He added that the NFL Players Association has made sure to provide resources for players and family members who may have questions, concerns or anxieties following Monday's traumatic event.
"I'm sure every single significant other of a player has said to that player, 'This could have been you.' So it touches — really, really hard for us," Phillips said.
Vikings Head Coach Kevin O'Connell also spoke with reporters and acknowledged the difficulty of processing such a troubling game-day scene and continuing to have uncertainty around Hamlin's condition or potential recovery.
O'Connell reached out to players Monday night to support them and let them know they were being thought of, and he's continued that open dialogue over the past two days and into Wednesday's team meetings at Twin Cities Orthopedics Performance Center.
"I understand how hard that has to be to watch as an NFL player, knowing that one of your brothers in this league – regardless of team – these guys all look at each other as part of one, as part of the brotherhood of playing in the NFL. I was fortunate enough to consider myself part of that, as well, as a former player," O'Connell said. "I wanted them to know how much I was aware of what they may be going through, that all of us collectively were going to be thinking about Damar and having our emotions, thoughts and prayers with him."
O'Connell reiterated the Vikings internal mental health resources available for players, coaches and staff and expressed understanding that every individual will deal with this type of situation differently.
"We just want to be there for them. Their mental health, their emotional health, is very, very important to me and our entire organization," he said. "So we just want to make sure they understand that the resources are available to them, and then I did want to educate them on some of the things that we do have at our games – at all NFL games – from a medical personnel standpoint. And the type of planning and response that is in place in the event of an incredible challenge like that."

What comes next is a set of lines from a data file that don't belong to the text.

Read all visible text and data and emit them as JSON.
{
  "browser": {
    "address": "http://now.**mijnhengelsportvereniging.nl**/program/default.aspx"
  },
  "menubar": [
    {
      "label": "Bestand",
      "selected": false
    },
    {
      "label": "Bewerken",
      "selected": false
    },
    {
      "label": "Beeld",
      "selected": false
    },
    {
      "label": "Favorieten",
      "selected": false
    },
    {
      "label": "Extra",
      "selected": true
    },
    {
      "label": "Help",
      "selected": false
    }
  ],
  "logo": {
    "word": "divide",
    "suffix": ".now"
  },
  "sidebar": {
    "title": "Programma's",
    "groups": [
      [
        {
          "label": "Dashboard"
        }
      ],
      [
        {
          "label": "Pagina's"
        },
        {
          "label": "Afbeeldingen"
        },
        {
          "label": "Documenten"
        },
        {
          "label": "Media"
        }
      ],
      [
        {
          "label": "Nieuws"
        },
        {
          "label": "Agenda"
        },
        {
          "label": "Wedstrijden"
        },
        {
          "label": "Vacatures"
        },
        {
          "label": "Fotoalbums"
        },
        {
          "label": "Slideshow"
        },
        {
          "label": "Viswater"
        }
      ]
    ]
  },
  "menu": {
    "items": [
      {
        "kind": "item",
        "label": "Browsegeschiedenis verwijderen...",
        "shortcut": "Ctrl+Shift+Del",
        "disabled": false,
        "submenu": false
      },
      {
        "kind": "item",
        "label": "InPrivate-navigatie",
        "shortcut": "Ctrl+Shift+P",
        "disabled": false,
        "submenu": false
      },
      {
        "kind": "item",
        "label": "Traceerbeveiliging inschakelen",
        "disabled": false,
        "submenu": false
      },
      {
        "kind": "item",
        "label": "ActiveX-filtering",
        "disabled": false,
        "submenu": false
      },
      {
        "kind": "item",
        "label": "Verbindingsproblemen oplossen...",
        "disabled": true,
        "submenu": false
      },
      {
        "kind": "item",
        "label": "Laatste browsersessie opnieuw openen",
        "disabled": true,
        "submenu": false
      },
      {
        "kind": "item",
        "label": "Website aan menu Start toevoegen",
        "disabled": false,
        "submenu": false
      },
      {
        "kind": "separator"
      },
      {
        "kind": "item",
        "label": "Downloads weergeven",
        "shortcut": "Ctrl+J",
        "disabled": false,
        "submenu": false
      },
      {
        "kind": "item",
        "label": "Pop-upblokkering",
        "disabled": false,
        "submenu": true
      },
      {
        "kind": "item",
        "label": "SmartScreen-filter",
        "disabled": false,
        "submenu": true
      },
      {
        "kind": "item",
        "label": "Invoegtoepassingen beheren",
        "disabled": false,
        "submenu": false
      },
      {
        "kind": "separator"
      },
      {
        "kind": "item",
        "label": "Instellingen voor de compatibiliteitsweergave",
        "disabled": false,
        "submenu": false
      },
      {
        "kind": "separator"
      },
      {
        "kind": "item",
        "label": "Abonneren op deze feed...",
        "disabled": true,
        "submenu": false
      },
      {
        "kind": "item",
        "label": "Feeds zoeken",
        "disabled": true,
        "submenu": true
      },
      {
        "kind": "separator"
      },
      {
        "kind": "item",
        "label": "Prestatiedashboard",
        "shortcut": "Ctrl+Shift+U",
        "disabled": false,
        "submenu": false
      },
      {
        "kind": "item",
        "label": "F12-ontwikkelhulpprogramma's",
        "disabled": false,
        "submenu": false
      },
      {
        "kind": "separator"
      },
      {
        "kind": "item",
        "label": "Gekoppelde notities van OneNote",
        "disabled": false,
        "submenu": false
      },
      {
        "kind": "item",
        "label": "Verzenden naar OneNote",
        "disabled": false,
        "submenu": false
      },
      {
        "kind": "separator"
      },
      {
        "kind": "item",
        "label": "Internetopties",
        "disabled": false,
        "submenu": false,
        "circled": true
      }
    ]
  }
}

Vikings outside linebacker Pat Jones II, who teamed with Hamlin at Pittsburgh, described the surreal feelings he experienced while watching Monday's game broadcast.
"I've never really seen nothing like that before. So initially, it really caught me off guard. I didn't really know what was going on," Jones said. "I just kept saying in my mind, you know, 'Get up, get up, get up.'
"I just saw how the whole thing played out and that's when I just started praying for him and just thinking of his family and just keeping everybody in my prayers, just hoping that it wasn't anything like it was, and just that it would be better," Jones added. "I've just kept keeping him in my prayers, and his family, too."
As he discussed in a “Getting Open” segment this spring, Jones understands the importance of looking out for one another and supporting one another – and that couldn't be more necessary than during a time like this.
"I think the biggest thing is just being there for everybody," Jones said. "People may be going through stuff you don't know about, and you've just got to really be there for them, pray for people and always just cherish people."
Everyone remembers the Vikings-Bills game earlier this season when Minnesota pulled off a comeback win for the ages.
But in the wake of Monday's events, there's no talk of rivalry – simply family.
"We compete like hell when we're out there against each other, but that is a brother that I look across when I look across the line of scrimmage," Phillips said. "So I'm loving the support and prayers.
"I believe in the power of prayer heavily. And I believe that's helping move the needle," he added.
In addition to comments made Wednesday, Vikings players have shown their support across social media since Monday evening. We've included some of those posts below: